## THE PROBLEM
Copy all lines holding the word "name" from the entries.

## TASK INPUTS
=== Section Start ===

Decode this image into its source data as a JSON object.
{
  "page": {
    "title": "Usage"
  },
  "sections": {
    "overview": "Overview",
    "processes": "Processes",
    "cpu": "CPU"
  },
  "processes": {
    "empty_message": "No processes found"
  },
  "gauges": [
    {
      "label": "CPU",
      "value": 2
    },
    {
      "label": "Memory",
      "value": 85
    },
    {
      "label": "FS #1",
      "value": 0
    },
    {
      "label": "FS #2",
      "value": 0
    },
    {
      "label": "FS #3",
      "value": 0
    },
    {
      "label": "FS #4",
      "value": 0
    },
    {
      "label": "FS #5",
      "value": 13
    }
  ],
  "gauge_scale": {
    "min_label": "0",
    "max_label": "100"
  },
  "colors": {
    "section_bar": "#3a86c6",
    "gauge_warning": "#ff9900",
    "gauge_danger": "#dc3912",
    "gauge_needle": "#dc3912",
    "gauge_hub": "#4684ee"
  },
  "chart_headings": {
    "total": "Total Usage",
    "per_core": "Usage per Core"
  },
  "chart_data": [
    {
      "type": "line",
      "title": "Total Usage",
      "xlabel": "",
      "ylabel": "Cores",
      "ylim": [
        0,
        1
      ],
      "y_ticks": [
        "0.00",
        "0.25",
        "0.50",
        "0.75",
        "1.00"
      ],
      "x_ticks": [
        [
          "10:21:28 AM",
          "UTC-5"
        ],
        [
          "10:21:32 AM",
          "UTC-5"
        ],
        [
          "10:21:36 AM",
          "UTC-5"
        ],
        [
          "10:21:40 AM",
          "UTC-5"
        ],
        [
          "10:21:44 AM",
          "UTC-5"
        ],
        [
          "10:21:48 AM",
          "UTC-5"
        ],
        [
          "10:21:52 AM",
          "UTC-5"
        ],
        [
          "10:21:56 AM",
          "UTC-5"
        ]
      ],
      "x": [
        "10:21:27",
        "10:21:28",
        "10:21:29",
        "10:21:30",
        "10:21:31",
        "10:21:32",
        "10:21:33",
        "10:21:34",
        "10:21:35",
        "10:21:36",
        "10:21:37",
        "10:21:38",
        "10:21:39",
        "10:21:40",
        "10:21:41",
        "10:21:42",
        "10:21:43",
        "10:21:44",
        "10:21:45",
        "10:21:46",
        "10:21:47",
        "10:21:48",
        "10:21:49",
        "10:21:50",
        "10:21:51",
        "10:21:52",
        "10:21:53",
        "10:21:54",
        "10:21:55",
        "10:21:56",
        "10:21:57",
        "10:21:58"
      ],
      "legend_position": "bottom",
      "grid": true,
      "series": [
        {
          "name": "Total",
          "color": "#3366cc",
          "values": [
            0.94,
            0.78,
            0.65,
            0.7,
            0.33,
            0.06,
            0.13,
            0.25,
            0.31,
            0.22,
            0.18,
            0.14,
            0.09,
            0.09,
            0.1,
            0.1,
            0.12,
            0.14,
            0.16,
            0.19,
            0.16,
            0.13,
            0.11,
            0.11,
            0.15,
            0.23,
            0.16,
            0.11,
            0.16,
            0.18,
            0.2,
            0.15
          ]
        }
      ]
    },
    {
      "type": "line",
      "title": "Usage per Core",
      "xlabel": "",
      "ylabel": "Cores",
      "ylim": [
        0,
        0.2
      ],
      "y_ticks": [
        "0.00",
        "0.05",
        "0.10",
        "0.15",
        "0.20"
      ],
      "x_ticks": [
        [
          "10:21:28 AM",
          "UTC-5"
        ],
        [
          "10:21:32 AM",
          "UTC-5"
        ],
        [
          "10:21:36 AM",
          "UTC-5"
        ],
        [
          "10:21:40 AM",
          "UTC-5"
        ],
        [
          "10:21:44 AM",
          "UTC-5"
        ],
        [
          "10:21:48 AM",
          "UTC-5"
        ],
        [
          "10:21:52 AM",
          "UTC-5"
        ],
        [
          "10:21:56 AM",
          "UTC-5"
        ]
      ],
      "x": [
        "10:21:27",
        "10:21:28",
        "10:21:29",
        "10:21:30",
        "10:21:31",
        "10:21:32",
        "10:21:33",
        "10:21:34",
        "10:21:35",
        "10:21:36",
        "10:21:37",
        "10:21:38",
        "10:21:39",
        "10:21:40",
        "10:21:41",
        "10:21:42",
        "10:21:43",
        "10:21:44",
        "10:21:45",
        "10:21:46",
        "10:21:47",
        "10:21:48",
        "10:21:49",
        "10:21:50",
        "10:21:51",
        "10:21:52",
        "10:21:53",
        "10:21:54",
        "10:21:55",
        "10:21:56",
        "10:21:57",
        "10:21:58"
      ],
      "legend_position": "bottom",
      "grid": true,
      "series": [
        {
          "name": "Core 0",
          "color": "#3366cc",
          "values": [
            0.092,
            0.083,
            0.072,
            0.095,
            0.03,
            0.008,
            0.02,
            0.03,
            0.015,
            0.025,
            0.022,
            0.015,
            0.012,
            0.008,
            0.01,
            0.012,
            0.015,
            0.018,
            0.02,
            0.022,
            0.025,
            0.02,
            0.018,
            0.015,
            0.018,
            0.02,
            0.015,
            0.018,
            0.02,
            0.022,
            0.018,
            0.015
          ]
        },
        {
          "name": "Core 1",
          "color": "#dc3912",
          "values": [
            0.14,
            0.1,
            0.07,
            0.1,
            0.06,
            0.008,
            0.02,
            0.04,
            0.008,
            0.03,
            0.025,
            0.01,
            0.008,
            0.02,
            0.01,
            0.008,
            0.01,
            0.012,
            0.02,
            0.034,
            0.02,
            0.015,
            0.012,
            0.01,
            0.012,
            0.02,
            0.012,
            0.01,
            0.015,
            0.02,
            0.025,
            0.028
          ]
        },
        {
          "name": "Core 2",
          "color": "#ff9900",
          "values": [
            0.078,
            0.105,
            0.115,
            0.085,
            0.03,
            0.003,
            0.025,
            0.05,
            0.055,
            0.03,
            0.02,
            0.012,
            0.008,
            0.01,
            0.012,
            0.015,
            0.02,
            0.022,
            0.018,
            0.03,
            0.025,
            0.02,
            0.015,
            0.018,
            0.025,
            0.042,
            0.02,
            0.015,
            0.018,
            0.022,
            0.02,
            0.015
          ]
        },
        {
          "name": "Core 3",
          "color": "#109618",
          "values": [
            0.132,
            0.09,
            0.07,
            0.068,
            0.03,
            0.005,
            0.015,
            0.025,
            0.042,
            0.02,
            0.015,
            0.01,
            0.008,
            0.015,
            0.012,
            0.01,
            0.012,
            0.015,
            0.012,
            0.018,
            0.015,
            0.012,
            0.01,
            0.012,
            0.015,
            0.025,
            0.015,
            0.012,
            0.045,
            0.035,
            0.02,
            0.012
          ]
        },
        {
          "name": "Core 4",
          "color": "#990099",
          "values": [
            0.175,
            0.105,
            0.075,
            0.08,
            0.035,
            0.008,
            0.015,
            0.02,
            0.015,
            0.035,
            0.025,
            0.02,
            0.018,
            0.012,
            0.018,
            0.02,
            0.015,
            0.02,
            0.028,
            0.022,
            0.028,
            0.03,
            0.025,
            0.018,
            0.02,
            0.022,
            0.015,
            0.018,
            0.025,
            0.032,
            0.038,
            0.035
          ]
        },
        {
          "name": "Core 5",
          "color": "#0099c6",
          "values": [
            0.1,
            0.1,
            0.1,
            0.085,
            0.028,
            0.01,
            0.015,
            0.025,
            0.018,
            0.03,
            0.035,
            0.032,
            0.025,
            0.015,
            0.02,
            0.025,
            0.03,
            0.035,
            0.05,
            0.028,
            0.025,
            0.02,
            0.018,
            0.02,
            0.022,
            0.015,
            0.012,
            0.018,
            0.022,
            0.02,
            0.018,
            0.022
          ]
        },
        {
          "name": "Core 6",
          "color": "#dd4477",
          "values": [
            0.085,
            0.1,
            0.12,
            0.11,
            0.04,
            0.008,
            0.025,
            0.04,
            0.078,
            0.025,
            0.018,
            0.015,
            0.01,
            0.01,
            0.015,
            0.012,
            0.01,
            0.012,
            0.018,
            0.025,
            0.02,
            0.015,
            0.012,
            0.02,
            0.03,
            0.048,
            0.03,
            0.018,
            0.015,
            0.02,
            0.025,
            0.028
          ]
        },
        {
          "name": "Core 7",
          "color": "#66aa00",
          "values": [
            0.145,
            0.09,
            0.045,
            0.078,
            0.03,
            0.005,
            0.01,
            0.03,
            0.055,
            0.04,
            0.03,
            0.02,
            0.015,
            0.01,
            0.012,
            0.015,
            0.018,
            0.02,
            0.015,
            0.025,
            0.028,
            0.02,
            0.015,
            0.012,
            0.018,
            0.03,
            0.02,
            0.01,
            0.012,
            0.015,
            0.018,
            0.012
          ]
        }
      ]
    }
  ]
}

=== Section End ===

## RESPONSE AREA
          "name": "Total",
          "name": "Core 0",
          "name": "Core 1",
          "name": "Core 2",
          "name": "Core 3",
          "name": "Core 4",
          "name": "Core 5",
          "name": "Core 6",
          "name": "Core 7",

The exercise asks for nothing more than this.